Campus Garden Gets a Makeover
The College’s community garden is yielding its final produce for the year, meaning it is time to start thinking about Fall clean-up.
The garden, located next to the Daugherty-Palmer Commons parking lot and run by student members of the Community Gardening Club, got an extensive makeover this year. “Members and friends of SEAC have been working hard to cultivate a place the campus can be proud of,” says Yang-Yi Chen ’09, club president. The first garden was built in 2001 as a St. Mary’s Project by student Garrett Kelly ’02, “and has been a perennial space for the campus community to enjoy gardening” since then, says Yang-Yi.

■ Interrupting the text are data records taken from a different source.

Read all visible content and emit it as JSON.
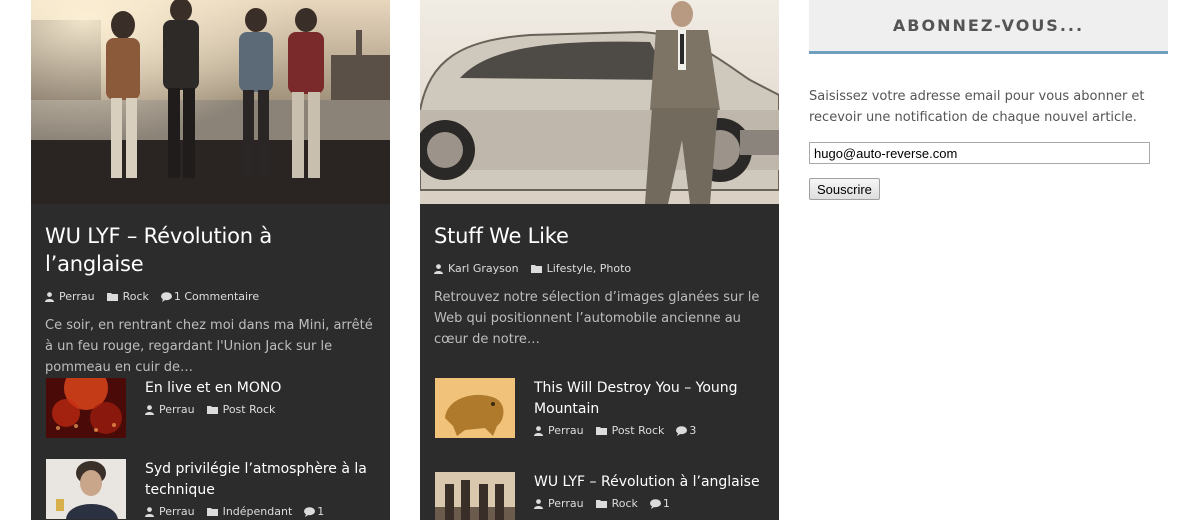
{
  "posts": [
    {
      "title": "WU LYF – Révolution à l’anglaise",
      "author": "Perrau",
      "category": "Rock",
      "comments": "1 Commentaire",
      "excerpt": "Ce soir, en rentrant chez moi dans ma Mini, arrêté à un feu rouge, regardant l'Union Jack sur le pommeau en cuir de…",
      "related": [
        {
          "title": "En live et en MONO",
          "author": "Perrau",
          "category": "Post Rock",
          "comments": ""
        },
        {
          "title": "Syd privilégie l’atmosphère à la technique",
          "author": "Perrau",
          "category": "Indépendant",
          "comments": "1"
        }
      ]
    },
    {
      "title": "Stuff We Like",
      "author": "Karl Grayson",
      "category": "Lifestyle",
      "category2": "Photo",
      "comments": "",
      "excerpt": "Retrouvez notre sélection d’images glanées sur le Web qui positionnent l’automobile ancienne  au cœur de notre…",
      "related": [
        {
          "title": "This Will Destroy You – Young Mountain",
          "author": "Perrau",
          "category": "Post Rock",
          "comments": "3"
        },
        {
          "title": "WU LYF – Révolution à l’anglaise",
          "author": "Perrau",
          "category": "Rock",
          "comments": "1"
        }
      ]
    }
  ],
  "subscribe": {
    "title": "ABONNEZ-VOUS...",
    "description": "Saisissez votre adresse email pour vous abonner et recevoir une notification de chaque nouvel article.",
    "email_value": "hugo@auto-reverse.com",
    "button_label": "Souscrire"
  },
  "icons": {
    "author": "user-icon",
    "category": "folder-icon",
    "comments": "comment-icon"
  },
  "colors": {
    "card_bg": "#2c2c2c",
    "widget_accent": "#6f9fbf",
    "widget_bg": "#efefef"
  }
}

Renovations include a raised herb garden box and sturdy fences built by SEAC (Student Environmental Action Coalition) members and Taylor Sinclair ’08, with salvaged bricks from the demolished Public Safety building along Route 5. The garden walkways have been paved with slate shingles from the same building.
With some serious green thumbs and patience, says Yang-Yi, volunteers who stayed near the campus this summer were able to harvest enough vegetables to supply the Great Room with leeks and tomatoes. Senior Guy Kilpatric says, “I have been harvesting at least a bucketful of vegetables a day now.” Produce goes to volunteers’ kitchens, some is given away and – if there is a huge surplus – some is sold.
All the produce is organically grown. “We use no pesticides, and the fertilizer is the compost prepared directly from our kitchen scraps and coffee grinds,” says Yang-Yi, who confesses it has become a habit to forage for “yummy” tomatoes right off the vine.
The garden is not separated into individual plots; student volunteers work it all. Future plans include a second, larger compost bin just for scraps from the Campus Center facilities.
Yang-Yi, an art major, moved to EcoHouse this school year, a specialty house where students put as many sustainability efforts into practice as possible. “It’s close to the garden, so we will be growing some of our food there; we should have lettuce and some root vegetables into the winter.”
Check out the club’s Web site.